* [Activity] Return every entry exactly as written, with the pictures removed.

+++ The input

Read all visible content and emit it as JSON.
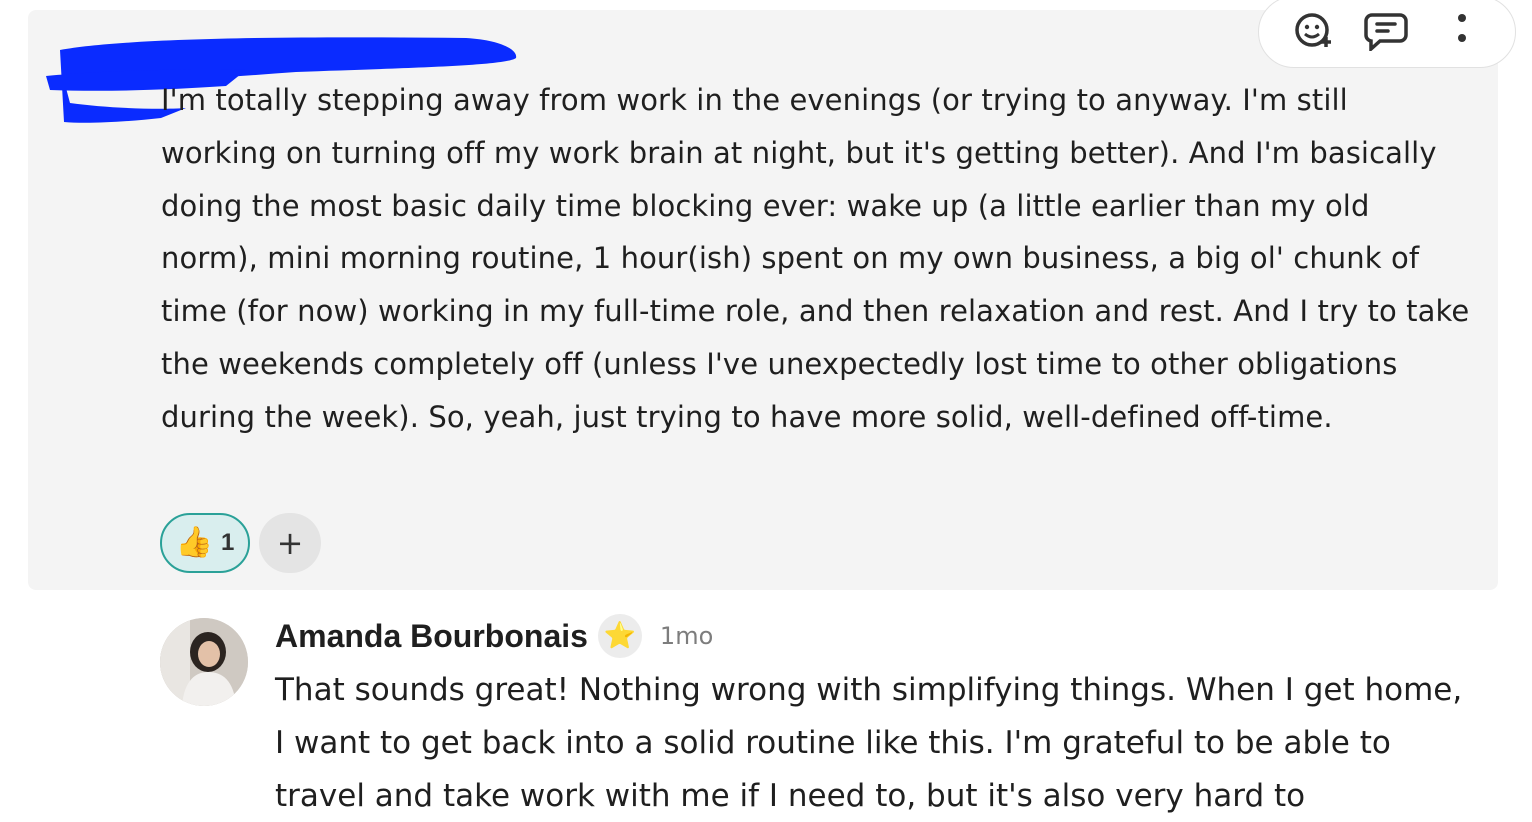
{
  "post": {
    "body": "I'm totally stepping away from work in the evenings (or trying to anyway. I'm still working on turning off my work brain at night, but it's getting better). And I'm basically doing the most basic daily time blocking ever: wake up (a little earlier than my old norm), mini morning routine, 1 hour(ish) spent on my own business, a big ol' chunk of time (for now) working in my full-time role, and then relaxation and rest. And I try to take the weekends completely off (unless I've unexpectedly lost time to other obligations during the week). So, yeah, just trying to have more solid, well-defined off-time.",
    "reactions": [
      {
        "emoji": "👍",
        "count": "1",
        "icon": "thumbs-up-icon",
        "selected": true
      }
    ],
    "add_reaction_label": "+",
    "actions": {
      "react_icon": "add-emoji-icon",
      "reply_icon": "reply-bubble-icon",
      "more_icon": "more-vertical-icon"
    },
    "accent_color": "#2aa198",
    "redaction_color": "#0a2bff"
  },
  "reply": {
    "author": "Amanda Bourbonais",
    "badge": "⭐",
    "badge_icon": "star-badge-icon",
    "timestamp": "1mo",
    "body": "That sounds great! Nothing wrong with simplifying things. When I get home, I want to get back into a solid routine like this. I'm grateful to be able to travel and take work with me if I need to, but it's also very hard to"
  }
}
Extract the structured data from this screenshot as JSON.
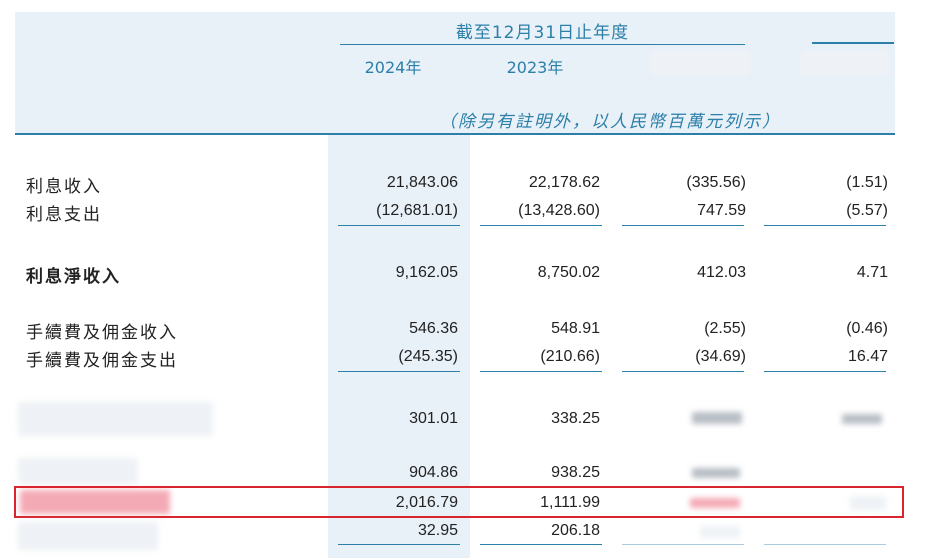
{
  "header": {
    "period": "截至12月31日止年度",
    "years": [
      "2024年",
      "2023年"
    ],
    "unit": "（除另有註明外，以人民幣百萬元列示）"
  },
  "rows": [
    {
      "label": "利息收入",
      "v2024": "21,843.06",
      "v2023": "22,178.62",
      "change": "(335.56)",
      "pct": "(1.51)"
    },
    {
      "label": "利息支出",
      "v2024": "(12,681.01)",
      "v2023": "(13,428.60)",
      "change": "747.59",
      "pct": "(5.57)"
    },
    {
      "label": "利息淨收入",
      "v2024": "9,162.05",
      "v2023": "8,750.02",
      "change": "412.03",
      "pct": "4.71"
    },
    {
      "label": "手續費及佣金收入",
      "v2024": "546.36",
      "v2023": "548.91",
      "change": "(2.55)",
      "pct": "(0.46)"
    },
    {
      "label": "手續費及佣金支出",
      "v2024": "(245.35)",
      "v2023": "(210.66)",
      "change": "(34.69)",
      "pct": "16.47"
    },
    {
      "label": "",
      "v2024": "301.01",
      "v2023": "338.25"
    },
    {
      "label": "",
      "v2024": "904.86",
      "v2023": "938.25"
    },
    {
      "label": "",
      "v2024": "2,016.79",
      "v2023": "1,111.99"
    },
    {
      "label": "",
      "v2024": "32.95",
      "v2023": "206.18"
    }
  ],
  "colors": {
    "accent": "#2b7fa8",
    "band": "#e8f0f8",
    "highlight": "#d9252e"
  }
}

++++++

* [Your response]
Read all visible content and emit it as JSON.
{
  "post": {
    "body": "I'm totally stepping away from work in the evenings (or trying to anyway. I'm still working on turning off my work brain at night, but it's getting better). And I'm basically doing the most basic daily time blocking ever: wake up (a little earlier than my old norm), mini morning routine, 1 hour(ish) spent on my own business, a big ol' chunk of time (for now) working in my full-time role, and then relaxation and rest. And I try to take the weekends completely off (unless I've unexpectedly lost time to other obligations during the week). So, yeah, just trying to have more solid, well-defined off-time.",
    "reactions": [
      {
        "emoji": "👍",
        "count": "1",
        "icon": "thumbs-up-icon",
        "selected": true
      }
    ],
    "add_reaction_label": "+",
    "actions": {
      "react_icon": "add-emoji-icon",
      "reply_icon": "reply-bubble-icon",
      "more_icon": "more-vertical-icon"
    },
    "accent_color": "#2aa198",
    "redaction_color": "#0a2bff"
  },
  "reply": {
    "author": "Amanda Bourbonais",
    "badge": "⭐",
    "badge_icon": "star-badge-icon",
    "timestamp": "1mo",
    "body": "That sounds great! Nothing wrong with simplifying things. When I get home, I want to get back into a solid routine like this. I'm grateful to be able to travel and take work with me if I need to, but it's also very hard to"
  }
}
Extract the structured data from this screenshot as JSON.
{
  "header": {
    "period": "截至12月31日止年度",
    "years": [
      "2024年",
      "2023年"
    ],
    "unit": "（除另有註明外，以人民幣百萬元列示）"
  },
  "rows": [
    {
      "label": "利息收入",
      "v2024": "21,843.06",
      "v2023": "22,178.62",
      "change": "(335.56)",
      "pct": "(1.51)"
    },
    {
      "label": "利息支出",
      "v2024": "(12,681.01)",
      "v2023": "(13,428.60)",
      "change": "747.59",
      "pct": "(5.57)"
    },
    {
      "label": "利息淨收入",
      "v2024": "9,162.05",
      "v2023": "8,750.02",
      "change": "412.03",
      "pct": "4.71"
    },
    {
      "label": "手續費及佣金收入",
      "v2024": "546.36",
      "v2023": "548.91",
      "change": "(2.55)",
      "pct": "(0.46)"
    },
    {
      "label": "手續費及佣金支出",
      "v2024": "(245.35)",
      "v2023": "(210.66)",
      "change": "(34.69)",
      "pct": "16.47"
    },
    {
      "label": "",
      "v2024": "301.01",
      "v2023": "338.25"
    },
    {
      "label": "",
      "v2024": "904.86",
      "v2023": "938.25"
    },
    {
      "label": "",
      "v2024": "2,016.79",
      "v2023": "1,111.99"
    },
    {
      "label": "",
      "v2024": "32.95",
      "v2023": "206.18"
    }
  ],
  "colors": {
    "accent": "#2b7fa8",
    "band": "#e8f0f8",
    "highlight": "#d9252e"
  }
}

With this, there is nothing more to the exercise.